■ **What the task requires**
Out of the data below, copy every line with the string "kurt".

■ **Record extracts**
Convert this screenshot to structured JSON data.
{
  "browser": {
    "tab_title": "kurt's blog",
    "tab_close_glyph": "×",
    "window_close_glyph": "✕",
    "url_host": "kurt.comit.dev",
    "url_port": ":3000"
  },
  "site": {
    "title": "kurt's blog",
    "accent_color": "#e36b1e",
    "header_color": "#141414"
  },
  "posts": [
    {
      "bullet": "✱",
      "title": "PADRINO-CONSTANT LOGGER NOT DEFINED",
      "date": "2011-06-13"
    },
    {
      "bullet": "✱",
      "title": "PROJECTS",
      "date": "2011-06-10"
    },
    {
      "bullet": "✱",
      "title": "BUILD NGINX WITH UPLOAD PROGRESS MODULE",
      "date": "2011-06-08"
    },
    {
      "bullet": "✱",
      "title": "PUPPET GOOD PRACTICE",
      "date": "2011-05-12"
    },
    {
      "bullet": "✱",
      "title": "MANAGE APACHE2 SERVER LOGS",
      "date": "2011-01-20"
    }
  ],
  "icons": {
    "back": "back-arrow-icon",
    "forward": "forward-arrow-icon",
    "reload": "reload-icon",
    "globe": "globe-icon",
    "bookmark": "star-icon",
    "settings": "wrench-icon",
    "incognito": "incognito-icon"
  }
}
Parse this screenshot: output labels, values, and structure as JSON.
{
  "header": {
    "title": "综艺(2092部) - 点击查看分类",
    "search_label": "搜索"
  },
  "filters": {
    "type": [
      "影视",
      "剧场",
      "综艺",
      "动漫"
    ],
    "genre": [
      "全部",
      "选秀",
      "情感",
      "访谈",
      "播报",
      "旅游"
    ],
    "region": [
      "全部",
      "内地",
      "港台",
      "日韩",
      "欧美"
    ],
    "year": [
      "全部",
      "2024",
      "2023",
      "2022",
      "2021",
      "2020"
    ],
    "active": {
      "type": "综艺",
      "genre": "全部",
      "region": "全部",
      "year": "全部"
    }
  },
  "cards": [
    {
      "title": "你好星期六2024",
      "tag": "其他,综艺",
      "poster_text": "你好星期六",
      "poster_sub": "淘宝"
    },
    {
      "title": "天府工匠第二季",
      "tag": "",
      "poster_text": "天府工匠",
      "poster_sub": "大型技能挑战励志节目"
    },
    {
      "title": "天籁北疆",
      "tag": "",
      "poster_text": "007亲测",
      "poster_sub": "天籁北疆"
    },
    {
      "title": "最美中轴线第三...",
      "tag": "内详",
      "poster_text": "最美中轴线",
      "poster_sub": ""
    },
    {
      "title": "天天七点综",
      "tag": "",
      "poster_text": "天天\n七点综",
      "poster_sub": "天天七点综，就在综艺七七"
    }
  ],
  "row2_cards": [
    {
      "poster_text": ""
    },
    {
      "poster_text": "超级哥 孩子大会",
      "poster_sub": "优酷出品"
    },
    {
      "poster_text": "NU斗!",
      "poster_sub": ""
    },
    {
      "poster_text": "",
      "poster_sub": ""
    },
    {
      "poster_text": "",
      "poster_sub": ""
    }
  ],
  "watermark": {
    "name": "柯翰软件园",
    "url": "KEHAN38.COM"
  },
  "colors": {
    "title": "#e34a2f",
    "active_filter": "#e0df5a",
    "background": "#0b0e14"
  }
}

■ **Solution for this problem**
    "tab_title": "kurt's blog",
    "url_host": "kurt.comit.dev",
    "title": "kurt's blog",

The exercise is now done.